Alec Su and me in Manhattan

Then it was back to normal for the rest of the year, or so I thought until the 1st Annual New York Chinese Film Festival invited Alec Su to attend (they were showing two of his new films), and the international fan base managed to arrange to meet with our favorite actor/singer. Work had been kinda crazy with a huge print project, so I figured I deserved a long weekend and booked a flight. This was just as chaotic as the 2008 concert event in Reno, but we did succeed, and a bunch of us all attended the opening ceremony, both film screenings—The Message and A Singing Fairy, each followed by a Q&A session—and a delightful afternoon fan meet with Alec in a nearby Italian restaurant, which was mostly in Chinese and incomprehensible but I’m used to that. It was really fun seeing friends I’ve made who came from Vancouver, Denver, Yokohama.... The Su You Peng family is a wonderful group of people (I also met a lovely bunch of fans from the Wuhan support group when I was there in the summer).
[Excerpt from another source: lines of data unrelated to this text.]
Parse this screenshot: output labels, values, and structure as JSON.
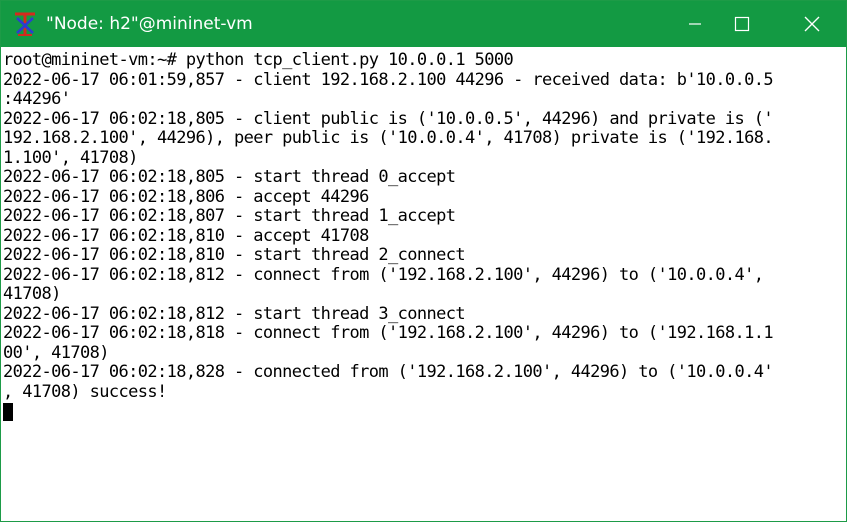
{
  "window": {
    "title": "\"Node: h2\"@mininet-vm",
    "icon": "x11-terminal-icon",
    "titlebar_color": "#139a43",
    "controls": {
      "minimize_icon": "minimize-icon",
      "maximize_icon": "maximize-icon",
      "close_icon": "close-icon"
    }
  },
  "terminal": {
    "lines": [
      "root@mininet-vm:~# python tcp_client.py 10.0.0.1 5000",
      "2022-06-17 06:01:59,857 - client 192.168.2.100 44296 - received data: b'10.0.0.5",
      ":44296'",
      "2022-06-17 06:02:18,805 - client public is ('10.0.0.5', 44296) and private is ('",
      "192.168.2.100', 44296), peer public is ('10.0.0.4', 41708) private is ('192.168.",
      "1.100', 41708)",
      "2022-06-17 06:02:18,805 - start thread 0_accept",
      "2022-06-17 06:02:18,806 - accept 44296",
      "2022-06-17 06:02:18,807 - start thread 1_accept",
      "2022-06-17 06:02:18,810 - accept 41708",
      "2022-06-17 06:02:18,810 - start thread 2_connect",
      "2022-06-17 06:02:18,812 - connect from ('192.168.2.100', 44296) to ('10.0.0.4',",
      "41708)",
      "2022-06-17 06:02:18,812 - start thread 3_connect",
      "2022-06-17 06:02:18,818 - connect from ('192.168.2.100', 44296) to ('192.168.1.1",
      "00', 41708)",
      "2022-06-17 06:02:18,828 - connected from ('192.168.2.100', 44296) to ('10.0.0.4'",
      ", 41708) success!"
    ]
  }
}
Autumn in San Francisco: another handful of Chinese film festivals, lots of reading (the only good thing about my work commute), quite a lot of work, and I also designed a web site for my brother’s band, Rocky & His Friends (check them out if you are in Central Jersey!). And now it’s the beginning of the holiday party season. I’ve been invited to spend Christmas with my very good friends Debby, Terry, Rhiannon and Bryan Jones in St. Paul, so I’m reviewing my wardrobe to make sure I have enough layers (I suspect we’ll be spending much of our time celebrating by baking, eating, and drinking indoors, though).
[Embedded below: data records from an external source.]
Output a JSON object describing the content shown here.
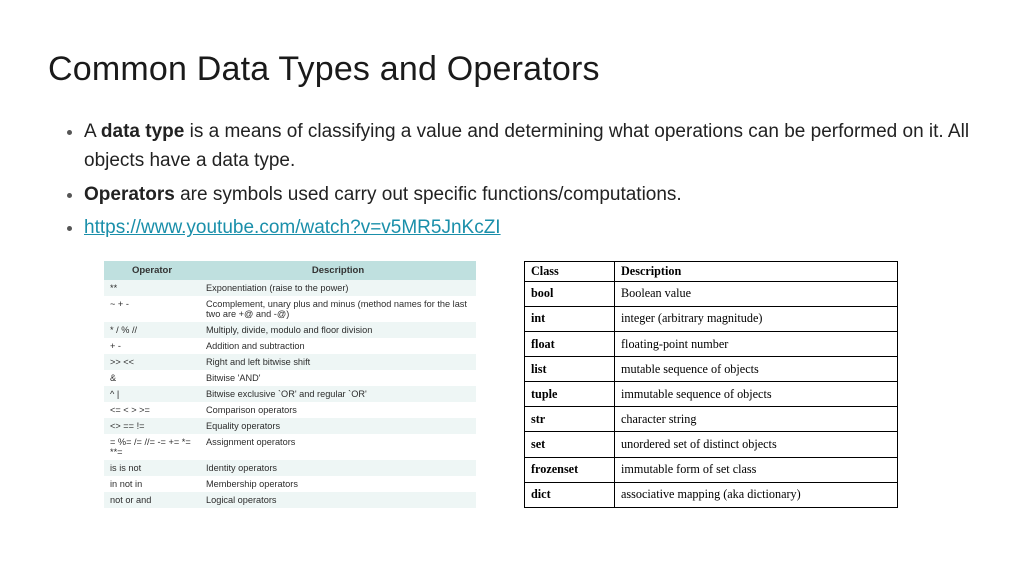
{
  "title": "Common Data Types and Operators",
  "bullets": {
    "b1_before": "A ",
    "b1_bold": "data type",
    "b1_after": " is a means of classifying a value and determining what operations can be performed on it. All objects have a data type.",
    "b2_bold": "Operators",
    "b2_after": " are symbols used carry out specific functions/computations.",
    "link": "https://www.youtube.com/watch?v=v5MR5JnKcZI"
  },
  "op_table": {
    "headers": {
      "op": "Operator",
      "desc": "Description"
    },
    "rows": [
      {
        "op": "**",
        "desc": "Exponentiation (raise to the power)"
      },
      {
        "op": "~ + -",
        "desc": "Ccomplement, unary plus and minus (method names for the last two are +@ and -@)"
      },
      {
        "op": "* / % //",
        "desc": "Multiply, divide, modulo and floor division"
      },
      {
        "op": "+ -",
        "desc": "Addition and subtraction"
      },
      {
        "op": ">> <<",
        "desc": "Right and left bitwise shift"
      },
      {
        "op": "&",
        "desc": "Bitwise 'AND'"
      },
      {
        "op": "^ |",
        "desc": "Bitwise exclusive `OR' and regular `OR'"
      },
      {
        "op": "<= < > >=",
        "desc": "Comparison operators"
      },
      {
        "op": "<> == !=",
        "desc": "Equality operators"
      },
      {
        "op": "= %= /= //= -= += *= **=",
        "desc": "Assignment operators"
      },
      {
        "op": "is is not",
        "desc": "Identity operators"
      },
      {
        "op": "in not in",
        "desc": "Membership operators"
      },
      {
        "op": "not or and",
        "desc": "Logical operators"
      }
    ]
  },
  "cls_table": {
    "headers": {
      "cls": "Class",
      "desc": "Description"
    },
    "rows": [
      {
        "cls": "bool",
        "desc": "Boolean value"
      },
      {
        "cls": "int",
        "desc": "integer (arbitrary magnitude)"
      },
      {
        "cls": "float",
        "desc": "floating-point number"
      },
      {
        "cls": "list",
        "desc": "mutable sequence of objects"
      },
      {
        "cls": "tuple",
        "desc": "immutable sequence of objects"
      },
      {
        "cls": "str",
        "desc": "character string"
      },
      {
        "cls": "set",
        "desc": "unordered set of distinct objects"
      },
      {
        "cls": "frozenset",
        "desc": "immutable form of set class"
      },
      {
        "cls": "dict",
        "desc": "associative mapping (aka dictionary)"
      }
    ]
  }
}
Speaking of which, I hope all you are having a terrific holiday season yourselves. I’m thankful that, despite economic blahs, cultural tensions, weather anomalies and general random weirdness, I have so many good friends and family to send good wishes and seasonal greetings. (Sometimes I’m even thankful for Facebook.) Stay healthy and busy; may the new year bring you health, luck, happiness and wonder.